Tanks are positioned in a military district which borders the Ukraine amid escalating tensions between the two nations

In the midst of increasing tension between the two countries, tanks are placed in an area that borders Ukraine. 

A helicopter flies over Leningrad in the west of Russia during training exercises

During training exercises, a helicopter flew over Leningrad (West Russia) 

This is why it’s not surprising that such areas are susceptible to Kremlin propaganda promising a better future. 

Bilyk was not only patriotic but also critical about the inability of her leaders to provide assistance for poorer residents. Ironically, the name Veseloe translates as ‘Joyful’ – yet the struggle of such towns was clear as one elderly woman, already obviously worse for wear, entered the shop to fill a plastic container with hard liquor.

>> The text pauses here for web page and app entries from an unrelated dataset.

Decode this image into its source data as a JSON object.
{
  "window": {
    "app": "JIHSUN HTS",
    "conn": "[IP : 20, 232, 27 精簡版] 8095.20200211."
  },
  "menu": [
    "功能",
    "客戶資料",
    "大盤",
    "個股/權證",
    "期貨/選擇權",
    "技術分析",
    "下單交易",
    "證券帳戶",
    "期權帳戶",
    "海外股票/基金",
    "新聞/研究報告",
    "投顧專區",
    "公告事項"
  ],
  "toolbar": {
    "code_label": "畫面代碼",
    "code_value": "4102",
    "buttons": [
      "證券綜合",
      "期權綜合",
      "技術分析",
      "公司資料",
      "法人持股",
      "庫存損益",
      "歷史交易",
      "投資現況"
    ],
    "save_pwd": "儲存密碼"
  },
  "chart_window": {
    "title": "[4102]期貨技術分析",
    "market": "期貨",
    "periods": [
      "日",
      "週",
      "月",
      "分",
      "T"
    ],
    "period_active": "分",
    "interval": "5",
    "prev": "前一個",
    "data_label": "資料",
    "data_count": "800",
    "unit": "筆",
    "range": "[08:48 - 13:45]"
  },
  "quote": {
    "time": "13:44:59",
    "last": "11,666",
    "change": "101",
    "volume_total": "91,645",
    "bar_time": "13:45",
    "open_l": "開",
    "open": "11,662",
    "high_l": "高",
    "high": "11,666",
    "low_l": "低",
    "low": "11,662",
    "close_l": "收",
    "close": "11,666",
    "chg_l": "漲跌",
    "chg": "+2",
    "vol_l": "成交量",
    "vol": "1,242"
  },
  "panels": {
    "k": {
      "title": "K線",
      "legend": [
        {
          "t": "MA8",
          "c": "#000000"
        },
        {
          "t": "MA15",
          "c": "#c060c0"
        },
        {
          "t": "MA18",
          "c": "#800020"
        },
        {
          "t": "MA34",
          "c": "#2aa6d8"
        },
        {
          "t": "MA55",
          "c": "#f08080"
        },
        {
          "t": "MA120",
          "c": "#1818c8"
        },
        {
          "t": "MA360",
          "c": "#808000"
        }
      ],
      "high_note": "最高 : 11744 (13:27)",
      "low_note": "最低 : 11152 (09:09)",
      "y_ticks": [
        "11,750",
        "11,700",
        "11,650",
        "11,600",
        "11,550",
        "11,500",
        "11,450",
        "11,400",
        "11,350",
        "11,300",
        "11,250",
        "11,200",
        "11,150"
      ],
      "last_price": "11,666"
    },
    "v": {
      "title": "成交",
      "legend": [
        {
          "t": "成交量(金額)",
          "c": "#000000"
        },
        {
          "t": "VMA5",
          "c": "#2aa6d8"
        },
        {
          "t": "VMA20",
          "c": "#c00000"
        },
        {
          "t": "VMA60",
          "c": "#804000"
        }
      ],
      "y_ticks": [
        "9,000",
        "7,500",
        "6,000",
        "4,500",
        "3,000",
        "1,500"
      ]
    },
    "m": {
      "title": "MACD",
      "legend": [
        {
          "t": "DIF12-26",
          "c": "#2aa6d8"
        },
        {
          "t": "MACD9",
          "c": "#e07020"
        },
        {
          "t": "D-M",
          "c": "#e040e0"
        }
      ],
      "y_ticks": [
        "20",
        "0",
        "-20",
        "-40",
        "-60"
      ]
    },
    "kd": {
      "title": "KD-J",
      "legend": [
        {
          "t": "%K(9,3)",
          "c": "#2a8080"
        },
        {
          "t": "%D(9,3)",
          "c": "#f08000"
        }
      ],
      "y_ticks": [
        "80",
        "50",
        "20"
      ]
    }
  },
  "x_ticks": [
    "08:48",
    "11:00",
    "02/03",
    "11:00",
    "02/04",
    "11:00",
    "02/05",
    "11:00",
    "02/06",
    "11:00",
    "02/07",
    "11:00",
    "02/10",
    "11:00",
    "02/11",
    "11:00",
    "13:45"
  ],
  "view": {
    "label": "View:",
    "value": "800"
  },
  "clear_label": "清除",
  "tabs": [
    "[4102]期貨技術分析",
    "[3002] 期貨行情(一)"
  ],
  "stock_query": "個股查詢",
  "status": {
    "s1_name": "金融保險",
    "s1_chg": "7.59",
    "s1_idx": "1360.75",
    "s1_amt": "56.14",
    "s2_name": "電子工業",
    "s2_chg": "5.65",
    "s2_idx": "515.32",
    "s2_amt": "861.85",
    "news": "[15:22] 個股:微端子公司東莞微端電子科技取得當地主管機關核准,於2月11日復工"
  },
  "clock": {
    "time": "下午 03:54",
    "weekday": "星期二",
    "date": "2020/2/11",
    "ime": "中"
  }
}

Oleksiy Zimoglyg is the elected leader for the commune. 

But he added that ‘our worst enemy is the snow’ – words that struck a chord with me as temperatures hit -8C (18F) in Kharkiv last night. 

Oksana (27), a shop worker from the village, said that she cannot bear to see the TV news because of the danger of war.

She stated that war was terrible. It was madness to see all that military hardware and armored vehicles rolling down the streets of 2014! “I hope that it doesn’t come back.”

These are chilling times here – in more ways than one. It is unknown if Putin will send his war forces to the streets. However, Lt.Col Yuriy Trubachiov promises his troops will stop any attempt to unleash the Russian military machinery.